The alleged attacker was detained in a park near the Copenhagen hotel where the bomb exploded on Friday 

Danish police say they have no information that the man they suspect of setting off a small explosion in a hotel in Copenhagen, the capital, could be part of a larger plot.

Svend Foldager, a police spokesman, said on Sunday the man could not be "part of something bigger".

Police, who had previously hinted that the blast could be "a terror attack", were still trying to establish the identity of the suspect, 48 hours after having arrested him.

Investigators say the man speaks at least three languages but is refusing to say who he is. In court on Saturday, he said he could recall neither his name or his age.

The police said the evidence suggests the French-speaking suspect could have links to Belgium.

The suspect had bought a bus ticket to Belgium before the blast at Joergensen hotel on Friday, police said.

The hotel is located about 100 metres from Copenhagen's busiest commuter and regional train station.

In a move to identify the suspect, who carried documents relating to three different identities, police released on Sunday photos and surveillance camera footage from the hotel. Other images showed him at a post office in Copenhagen buying adhesive ribbon and material for wrapping a package.

The man was arrested in a park on Friday after being seen running from the blast site.

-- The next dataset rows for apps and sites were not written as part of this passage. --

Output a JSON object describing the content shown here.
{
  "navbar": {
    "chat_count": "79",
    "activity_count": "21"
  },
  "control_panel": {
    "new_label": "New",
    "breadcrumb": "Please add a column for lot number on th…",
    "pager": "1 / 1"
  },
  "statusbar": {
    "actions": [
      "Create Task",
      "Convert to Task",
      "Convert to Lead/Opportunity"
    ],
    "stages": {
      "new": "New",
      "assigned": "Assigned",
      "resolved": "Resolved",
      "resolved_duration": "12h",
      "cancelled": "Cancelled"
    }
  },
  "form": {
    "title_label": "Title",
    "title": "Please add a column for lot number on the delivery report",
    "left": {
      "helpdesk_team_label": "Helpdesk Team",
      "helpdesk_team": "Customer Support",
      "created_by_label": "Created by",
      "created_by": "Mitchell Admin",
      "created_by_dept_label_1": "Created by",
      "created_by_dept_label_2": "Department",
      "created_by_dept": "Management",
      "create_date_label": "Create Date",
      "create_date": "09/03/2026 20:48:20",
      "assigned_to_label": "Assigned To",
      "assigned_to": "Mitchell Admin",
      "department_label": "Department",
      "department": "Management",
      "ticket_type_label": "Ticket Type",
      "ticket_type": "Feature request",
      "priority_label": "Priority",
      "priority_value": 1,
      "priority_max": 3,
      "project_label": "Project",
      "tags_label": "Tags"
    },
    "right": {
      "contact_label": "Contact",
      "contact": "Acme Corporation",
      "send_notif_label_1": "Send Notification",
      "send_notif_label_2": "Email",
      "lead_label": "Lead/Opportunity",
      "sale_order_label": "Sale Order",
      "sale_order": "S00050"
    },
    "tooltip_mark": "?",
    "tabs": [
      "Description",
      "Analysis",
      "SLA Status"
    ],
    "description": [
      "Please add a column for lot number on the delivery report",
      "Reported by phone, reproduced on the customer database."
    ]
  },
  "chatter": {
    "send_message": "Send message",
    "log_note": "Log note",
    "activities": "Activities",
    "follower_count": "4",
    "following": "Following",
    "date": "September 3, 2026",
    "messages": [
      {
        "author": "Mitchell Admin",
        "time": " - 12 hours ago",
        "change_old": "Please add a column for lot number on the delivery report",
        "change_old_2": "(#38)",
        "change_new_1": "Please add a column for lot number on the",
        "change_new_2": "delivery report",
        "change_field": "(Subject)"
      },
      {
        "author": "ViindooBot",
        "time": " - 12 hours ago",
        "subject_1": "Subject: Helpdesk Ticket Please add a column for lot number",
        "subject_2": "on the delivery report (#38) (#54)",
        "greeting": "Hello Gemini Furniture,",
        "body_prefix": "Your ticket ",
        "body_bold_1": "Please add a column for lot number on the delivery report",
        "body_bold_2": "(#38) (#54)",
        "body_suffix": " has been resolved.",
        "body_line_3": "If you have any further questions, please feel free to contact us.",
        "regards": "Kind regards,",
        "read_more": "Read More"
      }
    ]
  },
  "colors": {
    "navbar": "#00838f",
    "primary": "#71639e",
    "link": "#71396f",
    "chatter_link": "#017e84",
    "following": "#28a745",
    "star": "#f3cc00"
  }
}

There were no injuries.

Potential target

Daily newspaper Ekstrabladet, citing police sources, had suggested that the target of blast might have been the daily Jyllands-Posten, which in 2005 published cartoons depicting Prophet Muhammad in a way most Muslims found offensive.

However, Foldager said the report in Ekstrabladet "was not correct".

"We're working from a theory that Jyllands-Posten can be the target but there's a significant difference from Ekstrabladet's information," he said.

The publication of the cartoons caused outrage among Muslims and at least 50 people died in violent protests in the Middle East, Africa and Asia.

Last year a plot to attack the paper was unveiled, and in January the creator of the most controversial cartoon escaped an axe attack by a man with al-Qaeda links. 

The man arrested on suspicion of causing the blast was ordered to be held in custody until October 4.

At his custody hearing on Saturday, he was detained under preliminary charges for intending to harm others by the explosion.

Jorn Aabye, the chief police inspector, said the suspect appeared to be European or North African, around 40 years old and spoke excellent English.

Bag around waist

After the blast police surrounded the suspect in Orsted Park and security personnel removed a bag wrapped around his waist with remote-controlled cutting pliers.

A police spokesman said the bag probably did not contain explosives as it had not exploded when shot at.

Police also found a gun in a cellar toilet where the blast occurred, Aabye said.

Paul Brennan, Al Jazeera's correspondent in Copenhagen, said on Saturday that the mystery around the potential motive for the attack was causing concern in Denmark.

"The blast destroyed the toilet but didn't cause severe injuries to the man himself, who must have been in close proximity to the explosion, so there must have been a very small amount of explosives," he said.

"Police can't decipher whether this was a serious terror act or someone who was unbalanced."

Source: Al Jazeera and agencies